The Lexington, London
22 June 2011
What can be said about The Cesarians that hasn’t already been described, outlined, put into the public sphere? That Charlie Finke is one of the great cavorting besuited frontmen of the century? That Justine Armatage arranges tunes to set the heart pounding and the pulses racing while being cool and intellectual too? That the ever-evolving band can multitask like no-one’s business, swapping instruments from French horn to violin to glockenspiel as the moment demands? That they are, quite simply, one of – perhaps the – premier whatever it is that make The Cesarians unique among performers, artistes, bands (etc) – treading the boards in London and beyond today?
The answers come in black and white grains, in full-band swells, in percussive strikes and poetic interludes from Jan Noble; from the addition of Christine Lehlett from Morning Bride on violin and relatively-recent recruit, bass guitarist Budge Magraw too – but, four-stringed Rickenbacker behemoth it might be, still the band who made a virtue of playing something akin to rock and roll without the need for barre chords now have an axe-wielder among them. Except this is not quite what might be expected; Magraw adds a reassuringly solid foundation to the wall of sound, his suit is sharp, and life goes on (and jazz bands, show bands, have bass electric guitars too). The Cesarians have developed; they have changed, again.

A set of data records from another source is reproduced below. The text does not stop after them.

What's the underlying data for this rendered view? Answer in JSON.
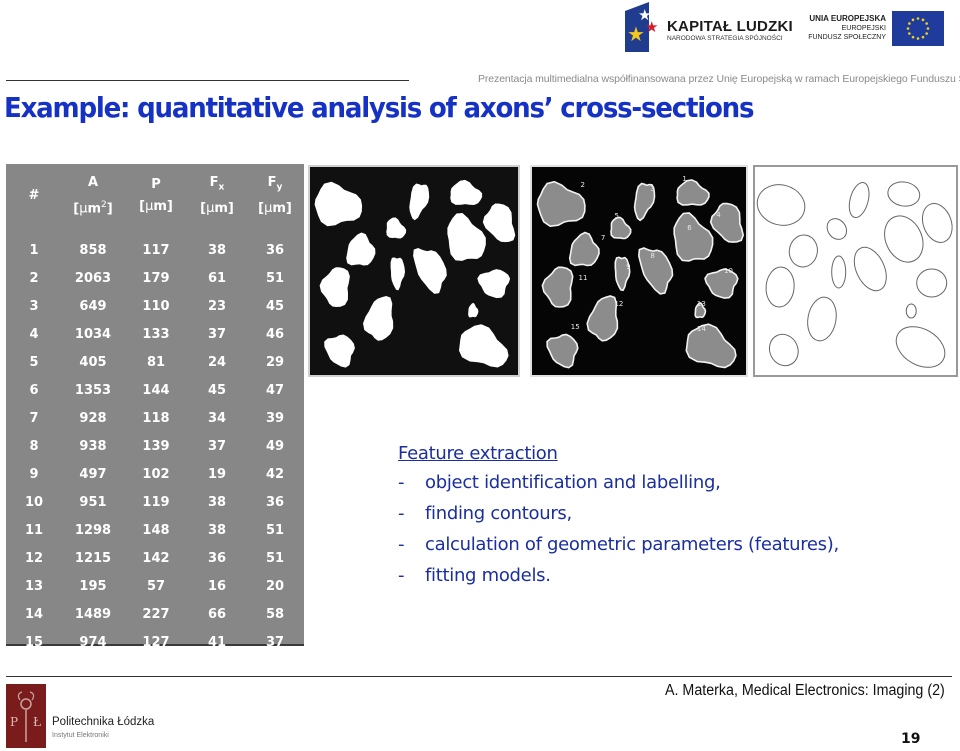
{
  "header": {
    "funding_note": "Prezentacja multimedialna współfinansowana przez Unię Europejską w ramach Europejskiego Funduszu Społecznego",
    "logo_kapital": {
      "title": "KAPITAŁ LUDZKI",
      "subtitle": "NARODOWA STRATEGIA SPÓJNOŚCI"
    },
    "logo_eu": {
      "line1": "UNIA EUROPEJSKA",
      "line2": "EUROPEJSKI",
      "line3": "FUNDUSZ SPOŁECZNY"
    }
  },
  "slide": {
    "title": "Example: quantitative analysis of axons’ cross-sections"
  },
  "table": {
    "headers": [
      {
        "name": "#",
        "unit": ""
      },
      {
        "name": "A",
        "unit_prefix": "[",
        "unit_mu": "μ",
        "unit_main": "m",
        "unit_sup": "2",
        "unit_suffix": "]"
      },
      {
        "name": "P",
        "unit_prefix": "[",
        "unit_mu": "μ",
        "unit_main": "m",
        "unit_sup": "",
        "unit_suffix": "]"
      },
      {
        "name": "F",
        "sub": "x",
        "unit_prefix": "[",
        "unit_mu": "μ",
        "unit_main": "m",
        "unit_sup": "",
        "unit_suffix": "]"
      },
      {
        "name": "F",
        "sub": "y",
        "unit_prefix": "[",
        "unit_mu": "μ",
        "unit_main": "m",
        "unit_sup": "",
        "unit_suffix": "]"
      }
    ],
    "rows": [
      [
        "1",
        "858",
        "117",
        "38",
        "36"
      ],
      [
        "2",
        "2063",
        "179",
        "61",
        "51"
      ],
      [
        "3",
        "649",
        "110",
        "23",
        "45"
      ],
      [
        "4",
        "1034",
        "133",
        "37",
        "46"
      ],
      [
        "5",
        "405",
        "81",
        "24",
        "29"
      ],
      [
        "6",
        "1353",
        "144",
        "45",
        "47"
      ],
      [
        "7",
        "928",
        "118",
        "34",
        "39"
      ],
      [
        "8",
        "938",
        "139",
        "37",
        "49"
      ],
      [
        "9",
        "497",
        "102",
        "19",
        "42"
      ],
      [
        "10",
        "951",
        "119",
        "38",
        "36"
      ],
      [
        "11",
        "1298",
        "148",
        "38",
        "51"
      ],
      [
        "12",
        "1215",
        "142",
        "36",
        "51"
      ],
      [
        "13",
        "195",
        "57",
        "16",
        "20"
      ],
      [
        "14",
        "1489",
        "227",
        "66",
        "58"
      ],
      [
        "15",
        "974",
        "127",
        "41",
        "37"
      ]
    ]
  },
  "images": {
    "binary": {
      "label": "binary-segmented-axons"
    },
    "contours": {
      "label": "labelled-contours",
      "labels": [
        "1",
        "2",
        "3",
        "4",
        "5",
        "6",
        "7",
        "8",
        "9",
        "10",
        "11",
        "12",
        "13",
        "14",
        "15"
      ]
    },
    "ellipses": {
      "label": "fitted-ellipse-models"
    }
  },
  "features": {
    "heading": "Feature extraction",
    "dash": "-",
    "items": [
      "object identification and labelling,",
      "finding contours,",
      "calculation of geometric parameters (features),",
      "fitting models."
    ]
  },
  "footer": {
    "author": "A. Materka, Medical Electronics: Imaging (2)",
    "page_number": "19",
    "institution": "Politechnika Łódzka",
    "institute": "Instytut Elektroniki",
    "logo_letters": "P Ł"
  },
  "colors": {
    "title_blue": "#1632c4",
    "text_blue": "#1a2ea0",
    "table_gray": "#878787",
    "pl_maroon": "#7b1c1c",
    "eu_blue": "#1f3c9c"
  }
}
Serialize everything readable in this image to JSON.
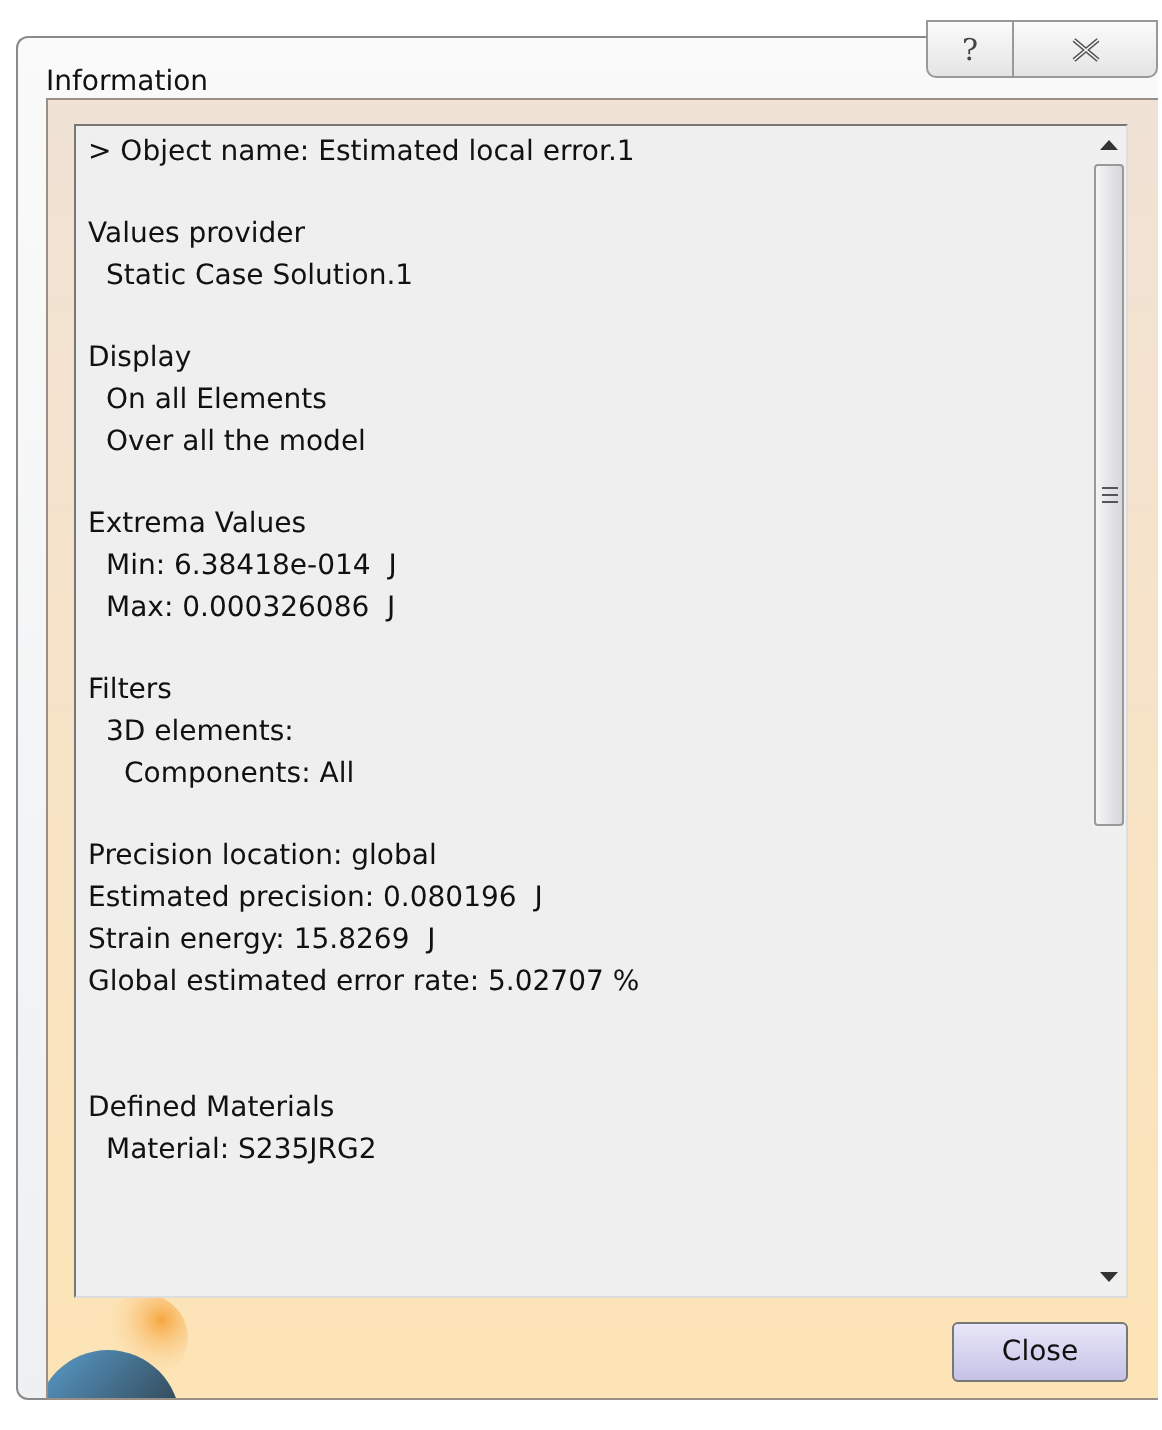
{
  "window": {
    "title": "Information",
    "help_button": "?"
  },
  "content": {
    "blocks": [
      {
        "lines": [
          {
            "text": "> Object name: Estimated local error.1"
          }
        ]
      },
      {
        "lines": [
          {
            "text": "Values provider",
            "children": [
              {
                "text": "Static Case Solution.1"
              }
            ]
          }
        ]
      },
      {
        "lines": [
          {
            "text": "Display",
            "children": [
              {
                "text": "On all Elements"
              },
              {
                "text": "Over all the model"
              }
            ]
          }
        ]
      },
      {
        "lines": [
          {
            "text": "Extrema Values",
            "children": [
              {
                "text": "Min: 6.38418e-014  J"
              },
              {
                "text": "Max: 0.000326086  J"
              }
            ]
          }
        ]
      },
      {
        "lines": [
          {
            "text": "Filters",
            "children": [
              {
                "text": "3D elements:",
                "children": [
                  {
                    "text": "Components: All"
                  }
                ]
              }
            ]
          }
        ]
      },
      {
        "lines": [
          {
            "text": "Precision location: global"
          },
          {
            "text": "Estimated precision: 0.080196  J"
          },
          {
            "text": "Strain energy: 15.8269  J"
          },
          {
            "text": "Global estimated error rate: 5.02707 %"
          }
        ]
      },
      {
        "lines": [
          {
            "text": "Defined Materials",
            "children": [
              {
                "text": "Material: S235JRG2"
              }
            ]
          }
        ]
      }
    ]
  },
  "buttons": [
    {
      "label": "Close"
    }
  ]
}
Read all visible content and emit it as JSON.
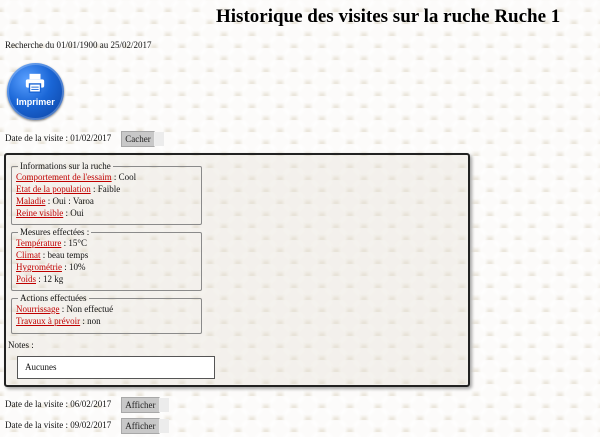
{
  "page": {
    "title": "Historique des visites sur la ruche Ruche 1",
    "search_range": "Recherche du 01/01/1900 au 25/02/2017"
  },
  "print_button": {
    "label": "Imprimer",
    "icon": "printer-icon"
  },
  "visits": [
    {
      "date_text": "Date de la visite : 01/02/2017",
      "button": "Cacher"
    },
    {
      "date_text": "Date de la visite : 06/02/2017",
      "button": "Afficher"
    },
    {
      "date_text": "Date de la visite : 09/02/2017",
      "button": "Afficher"
    }
  ],
  "details": {
    "info": {
      "legend": "Informations sur la ruche",
      "rows": [
        {
          "label": "Comportement de l'essaim",
          "sep": " : ",
          "value": "Cool"
        },
        {
          "label": "Etat de la population",
          "sep": " : ",
          "value": "Faible"
        },
        {
          "label": "Maladie",
          "sep": " : ",
          "value": "Oui : Varoa"
        },
        {
          "label": "Reine visible",
          "sep": " : ",
          "value": "Oui"
        }
      ]
    },
    "measures": {
      "legend": "Mesures effectées :",
      "rows": [
        {
          "label": "Température",
          "sep": " : ",
          "value": "15°C"
        },
        {
          "label": "Climat",
          "sep": " : ",
          "value": "beau temps"
        },
        {
          "label": "Hygrométrie",
          "sep": " : ",
          "value": "10%"
        },
        {
          "label": "Poids",
          "sep": " : ",
          "value": "12 kg"
        }
      ]
    },
    "actions": {
      "legend": "Actions effectuées",
      "rows": [
        {
          "label": "Nourrissage",
          "sep": " : ",
          "value": "Non effectué"
        },
        {
          "label": "Travaux à prévoir",
          "sep": " : ",
          "value": "non"
        }
      ]
    },
    "notes": {
      "label": "Notes :",
      "value": "Aucunes"
    }
  },
  "colors": {
    "label_red": "#c00000",
    "print_blue": "#1a66d6"
  }
}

Tonight’s show pushes on from the début outing for stringed instrumentation at their outstanding support slot for an otherwise lacklustre Young Gods show in London in the not so distant past in a classic case of blowing the unexpectedly disappointing headlining act offstage. But here, in their element, among friends and family, at the top of the bill and just down the way on the Pentonville Road, The Cesarians give it everything they’ve got – the showmanship, the vitriol, the songs about Tony Blair (not complimentary), their entertainment skills honed on the roads across Europe and back home to a welcoming Blighty, where the lights shine through intermittent smoke machine gouts spewed out in amounts just enough to conjure up the days before smoking at a gig meant huffing on a green-tipped electric Gauloise.
Charlie’s songs are oblique and not easily digested in one slight motion. No, The Cesarians can require effort to take on board; though it’s salutary that this is now a band who have classic songs from their first album , and yet more additions to their canon which they display tonight which will be eagerly-anticipated components of the second. “Running Horse” is as bitter-sweet as ever, and “Woman” in the encore benefits greatly from Beverley Crome‘s operatic vocalisations, ripped out across Charlie’s already impassioned hymnal to not being a man. Truly impressive amongst the new and developing numbers is current single “I’m With God,” a straight-up recognition of the temptations of the demon skag and all its misfortunate side effects and alleged benefits, its omniscient fugs and downsides in the comedown. It’s already become a Cesarians classic and a live favourite, while the similarly-omnipotent “I Am Your God” tells the creation myth of a sleazy, well and truly-fallen Garden of Eden and humanity’s descent into attempting to replace it by constructing Southend, Euston, Ipswich, LA and Rome.
The show also marks the last London show for trombonist Suzi Owen with the band – but it’s also a significant aside that her actual final gig will be in Hamburg, before 55,000 people at a festival. The Cesarians are stepping up a level, but tonight, on their home turf or nearby, they are simply on fire. The essence of urbanity and cross-pollination are distilled within them, whether or not the comparisons which rage around them, their music and the interesting times afoot to the conditions and sounds of an imaginary rock’n'roll pre-war Berlin are justified, or desirable, or not.
Who would have missed this for the world, who knew that it was here, tonight, before and among these remarkable people?